- Task brief -
Scan the entries below and count the lines holding the string "그러려니". Supply only the number.

- Information -
- Opening Delimiter -

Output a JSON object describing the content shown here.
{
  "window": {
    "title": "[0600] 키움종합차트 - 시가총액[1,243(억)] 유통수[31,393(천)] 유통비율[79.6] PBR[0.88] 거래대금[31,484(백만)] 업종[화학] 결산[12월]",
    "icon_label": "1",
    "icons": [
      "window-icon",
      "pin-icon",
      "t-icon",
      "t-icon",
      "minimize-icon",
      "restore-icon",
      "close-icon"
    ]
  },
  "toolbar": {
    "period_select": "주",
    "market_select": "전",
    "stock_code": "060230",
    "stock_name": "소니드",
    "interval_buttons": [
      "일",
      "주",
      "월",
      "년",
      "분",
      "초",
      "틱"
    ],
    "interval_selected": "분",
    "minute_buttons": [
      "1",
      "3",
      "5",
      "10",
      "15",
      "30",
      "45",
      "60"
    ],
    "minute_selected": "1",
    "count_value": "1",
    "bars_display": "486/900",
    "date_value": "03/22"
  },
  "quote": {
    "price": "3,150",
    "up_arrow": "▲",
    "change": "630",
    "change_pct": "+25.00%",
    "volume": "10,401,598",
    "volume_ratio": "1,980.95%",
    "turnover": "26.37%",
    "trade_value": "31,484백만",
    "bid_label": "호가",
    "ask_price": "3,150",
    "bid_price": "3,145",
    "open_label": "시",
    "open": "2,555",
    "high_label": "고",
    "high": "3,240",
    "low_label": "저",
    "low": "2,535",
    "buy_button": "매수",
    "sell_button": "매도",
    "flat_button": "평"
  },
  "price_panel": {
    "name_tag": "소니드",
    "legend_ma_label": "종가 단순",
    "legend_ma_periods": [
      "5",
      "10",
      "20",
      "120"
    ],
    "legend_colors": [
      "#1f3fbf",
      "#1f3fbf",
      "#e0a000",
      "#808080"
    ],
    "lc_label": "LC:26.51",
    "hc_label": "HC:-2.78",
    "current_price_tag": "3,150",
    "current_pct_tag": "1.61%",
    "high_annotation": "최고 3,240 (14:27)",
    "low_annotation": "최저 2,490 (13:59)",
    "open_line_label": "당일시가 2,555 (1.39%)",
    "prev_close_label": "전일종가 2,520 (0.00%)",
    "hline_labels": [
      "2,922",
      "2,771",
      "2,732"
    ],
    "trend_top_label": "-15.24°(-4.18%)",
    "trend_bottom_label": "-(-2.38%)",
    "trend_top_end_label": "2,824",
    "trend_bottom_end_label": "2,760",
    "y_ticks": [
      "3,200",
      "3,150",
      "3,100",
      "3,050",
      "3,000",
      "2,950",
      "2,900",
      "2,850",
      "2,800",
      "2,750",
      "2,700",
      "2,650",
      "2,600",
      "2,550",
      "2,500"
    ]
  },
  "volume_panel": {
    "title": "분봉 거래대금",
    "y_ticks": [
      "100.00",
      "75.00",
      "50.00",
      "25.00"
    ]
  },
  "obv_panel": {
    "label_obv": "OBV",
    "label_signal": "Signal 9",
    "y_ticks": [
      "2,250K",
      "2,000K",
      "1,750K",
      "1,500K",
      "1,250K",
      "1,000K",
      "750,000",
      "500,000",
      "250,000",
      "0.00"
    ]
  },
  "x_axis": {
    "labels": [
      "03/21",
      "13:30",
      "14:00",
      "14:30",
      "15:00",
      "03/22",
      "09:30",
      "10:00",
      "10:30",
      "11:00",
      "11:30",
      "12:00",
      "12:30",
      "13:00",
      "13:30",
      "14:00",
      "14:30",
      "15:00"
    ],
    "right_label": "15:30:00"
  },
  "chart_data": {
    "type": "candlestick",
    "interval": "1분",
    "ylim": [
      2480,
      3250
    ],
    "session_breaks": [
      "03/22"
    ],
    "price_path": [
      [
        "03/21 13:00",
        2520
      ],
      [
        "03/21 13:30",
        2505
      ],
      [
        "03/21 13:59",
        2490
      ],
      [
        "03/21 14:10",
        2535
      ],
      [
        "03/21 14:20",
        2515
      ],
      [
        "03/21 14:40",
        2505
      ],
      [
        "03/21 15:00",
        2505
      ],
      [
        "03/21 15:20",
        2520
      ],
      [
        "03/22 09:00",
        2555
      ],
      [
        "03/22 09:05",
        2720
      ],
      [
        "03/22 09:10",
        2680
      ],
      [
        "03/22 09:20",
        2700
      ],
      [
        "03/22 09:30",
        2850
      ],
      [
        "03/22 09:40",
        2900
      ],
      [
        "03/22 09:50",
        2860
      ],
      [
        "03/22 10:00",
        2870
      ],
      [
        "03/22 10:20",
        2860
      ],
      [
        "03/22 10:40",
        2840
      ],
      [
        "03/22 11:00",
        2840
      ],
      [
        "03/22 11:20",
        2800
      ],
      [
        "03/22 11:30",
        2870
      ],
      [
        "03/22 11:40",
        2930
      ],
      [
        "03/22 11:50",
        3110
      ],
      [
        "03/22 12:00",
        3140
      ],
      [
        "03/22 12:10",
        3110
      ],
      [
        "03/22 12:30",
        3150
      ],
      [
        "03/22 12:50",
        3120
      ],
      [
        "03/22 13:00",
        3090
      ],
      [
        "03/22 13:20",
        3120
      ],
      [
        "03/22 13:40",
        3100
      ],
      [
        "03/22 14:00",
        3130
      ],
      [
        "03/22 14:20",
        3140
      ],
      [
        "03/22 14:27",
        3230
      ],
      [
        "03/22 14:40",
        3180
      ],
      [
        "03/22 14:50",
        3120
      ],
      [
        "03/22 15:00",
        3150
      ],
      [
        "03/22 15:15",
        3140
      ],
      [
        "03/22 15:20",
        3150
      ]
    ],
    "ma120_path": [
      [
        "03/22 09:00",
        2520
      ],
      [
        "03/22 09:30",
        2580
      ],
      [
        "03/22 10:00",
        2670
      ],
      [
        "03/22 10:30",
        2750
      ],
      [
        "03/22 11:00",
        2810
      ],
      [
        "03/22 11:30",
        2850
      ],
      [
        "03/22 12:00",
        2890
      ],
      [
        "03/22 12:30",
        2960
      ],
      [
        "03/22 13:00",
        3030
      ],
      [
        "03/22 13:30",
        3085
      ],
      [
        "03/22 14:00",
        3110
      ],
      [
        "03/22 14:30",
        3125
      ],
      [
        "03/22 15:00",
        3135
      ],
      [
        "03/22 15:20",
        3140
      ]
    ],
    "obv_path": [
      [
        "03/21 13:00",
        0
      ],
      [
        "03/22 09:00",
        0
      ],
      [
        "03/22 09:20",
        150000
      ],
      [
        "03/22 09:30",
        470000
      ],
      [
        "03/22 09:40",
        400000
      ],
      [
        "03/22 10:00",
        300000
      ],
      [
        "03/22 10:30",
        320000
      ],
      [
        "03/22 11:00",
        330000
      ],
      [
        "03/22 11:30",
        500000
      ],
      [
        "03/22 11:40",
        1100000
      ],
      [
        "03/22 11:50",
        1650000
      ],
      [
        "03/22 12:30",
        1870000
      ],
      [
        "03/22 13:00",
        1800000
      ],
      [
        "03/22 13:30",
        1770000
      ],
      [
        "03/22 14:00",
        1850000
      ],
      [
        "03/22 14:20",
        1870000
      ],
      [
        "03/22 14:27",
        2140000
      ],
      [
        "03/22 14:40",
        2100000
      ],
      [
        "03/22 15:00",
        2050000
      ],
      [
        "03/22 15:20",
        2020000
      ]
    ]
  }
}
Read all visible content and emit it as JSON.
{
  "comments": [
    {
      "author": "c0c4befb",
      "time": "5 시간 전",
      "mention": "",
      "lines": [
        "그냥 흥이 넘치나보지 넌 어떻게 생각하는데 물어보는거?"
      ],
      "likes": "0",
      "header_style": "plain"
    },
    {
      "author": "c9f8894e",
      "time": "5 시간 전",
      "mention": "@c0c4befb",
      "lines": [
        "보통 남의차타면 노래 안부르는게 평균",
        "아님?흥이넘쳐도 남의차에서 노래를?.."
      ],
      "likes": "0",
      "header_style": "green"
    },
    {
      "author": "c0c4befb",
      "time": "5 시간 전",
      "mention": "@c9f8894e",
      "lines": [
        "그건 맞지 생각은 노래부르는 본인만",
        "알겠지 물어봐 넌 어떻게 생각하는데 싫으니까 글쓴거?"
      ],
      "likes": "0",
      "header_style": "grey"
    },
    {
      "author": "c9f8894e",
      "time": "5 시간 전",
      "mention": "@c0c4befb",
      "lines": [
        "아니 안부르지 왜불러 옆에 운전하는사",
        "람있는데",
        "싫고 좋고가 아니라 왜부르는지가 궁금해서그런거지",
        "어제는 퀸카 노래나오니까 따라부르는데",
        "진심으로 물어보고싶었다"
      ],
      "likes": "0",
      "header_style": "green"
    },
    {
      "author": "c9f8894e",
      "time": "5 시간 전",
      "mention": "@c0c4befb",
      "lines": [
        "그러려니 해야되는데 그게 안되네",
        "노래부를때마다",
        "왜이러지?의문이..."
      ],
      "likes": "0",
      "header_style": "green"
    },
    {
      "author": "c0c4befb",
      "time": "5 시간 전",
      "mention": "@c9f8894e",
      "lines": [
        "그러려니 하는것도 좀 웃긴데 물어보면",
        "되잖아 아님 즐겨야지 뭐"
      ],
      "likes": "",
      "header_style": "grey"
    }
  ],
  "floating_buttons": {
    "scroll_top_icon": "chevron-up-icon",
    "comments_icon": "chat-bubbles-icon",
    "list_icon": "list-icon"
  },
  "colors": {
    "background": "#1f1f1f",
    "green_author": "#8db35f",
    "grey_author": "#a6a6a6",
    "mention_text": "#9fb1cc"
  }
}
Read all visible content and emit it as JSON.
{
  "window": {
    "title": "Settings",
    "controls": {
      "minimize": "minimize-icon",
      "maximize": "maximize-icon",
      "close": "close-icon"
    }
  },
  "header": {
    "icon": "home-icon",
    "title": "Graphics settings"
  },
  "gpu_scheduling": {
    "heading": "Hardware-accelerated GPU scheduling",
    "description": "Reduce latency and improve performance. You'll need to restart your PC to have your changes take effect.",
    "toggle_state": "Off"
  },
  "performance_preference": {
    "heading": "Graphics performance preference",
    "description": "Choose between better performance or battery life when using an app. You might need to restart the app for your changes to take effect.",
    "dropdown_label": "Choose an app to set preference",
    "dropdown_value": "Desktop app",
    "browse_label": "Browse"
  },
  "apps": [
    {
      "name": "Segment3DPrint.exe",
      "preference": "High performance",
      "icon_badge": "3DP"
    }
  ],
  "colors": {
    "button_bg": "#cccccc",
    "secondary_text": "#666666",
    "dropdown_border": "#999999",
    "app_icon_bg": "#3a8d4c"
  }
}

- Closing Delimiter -

- Answer section -
2